Redundancy and the consultation obligation

This passage from a Fair Work Commission case explains the nature of the consultation obligations which are required to be satisfied to meet the standard consultation obligations of most modern awards and enterprise agreements.

“It will not be case of genuine redundancy if an employer does not comply with any relevant obligation in a modern award or enterprise agreement to consult about the redundancy. This does not impose an absolute obligation on an employer to consult about the redundancy, but requires the employer to fulfil obligations under an award or agreement if the dismissal is to be considered a genuine redundancy. If an employer was obliged to consult and fails to do so, there cannot be a genuine redundancy.

Consultations should be meaningful and should be engaged in before an irreversible decision to terminate has been made. 9 In Communications, Electrical, Electronic, Energy, Information, Postal, Plumbing and Allied Services Union of Australia v Vodafone Network Pty Ltd, Commissioner Smith found that consultation cannot be perfunctory and must allow an employee a bona fide opportunity to influence the decision maker: 10

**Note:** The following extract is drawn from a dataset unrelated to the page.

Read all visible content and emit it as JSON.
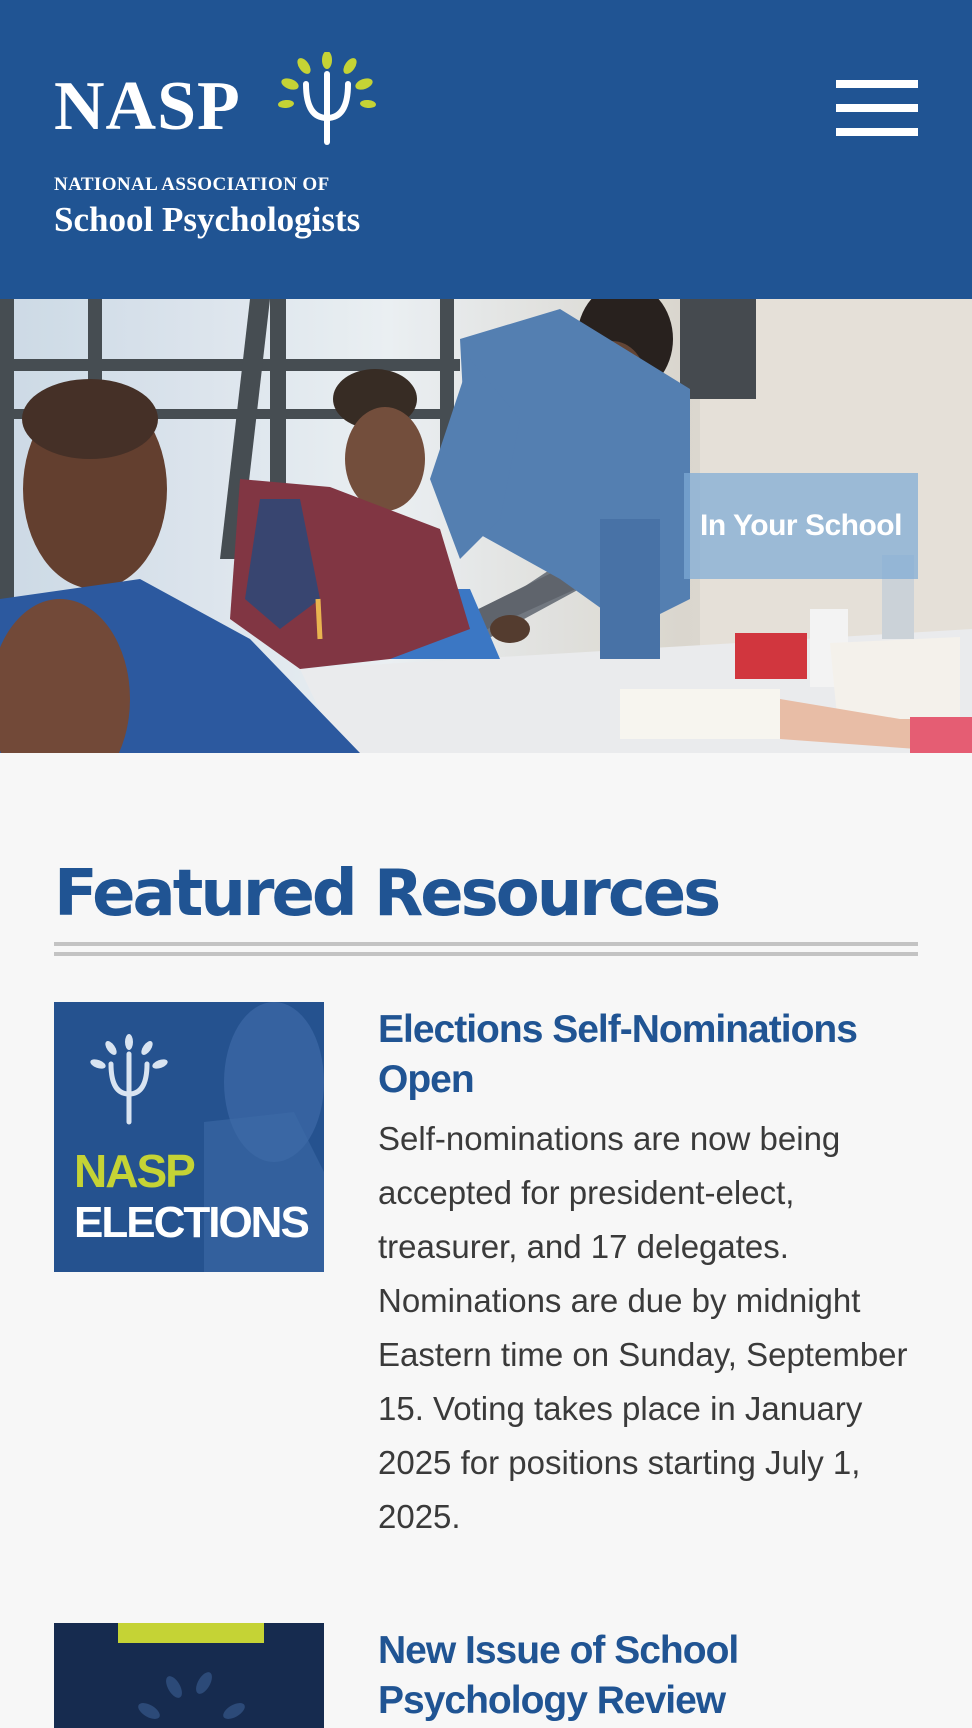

“[25] In deciding whether or not to make the orders sought I have considered the importance of consultation. Consultation is not perfunctory advice on what is about to happen. This is common misconception. Consultation is providing the individual, or other relevant persons, with a bona fide opportunity to influence the decision maker. Section 170GA(1)(b) of the Act speaks of measures to avert or minimise terminations or to mitigate the adverse effects of the terminations. Consultation is not joint decision making or even a negative or frustrating barrier to the prerogative of management to make decisions. Consultation allows the decision making process to be informed, particularly as it may effect the employment prospects of individuals. The opportunity to seek to avoid or mitigate the effects of a termination can not be underestimated by those who wield power over those and their families who will the subject of the exercise of that power.”

Trask v Vaughan Constructions Pty Ltd (2021) FWC 1218 delivered 5 March 2021 per Lake DP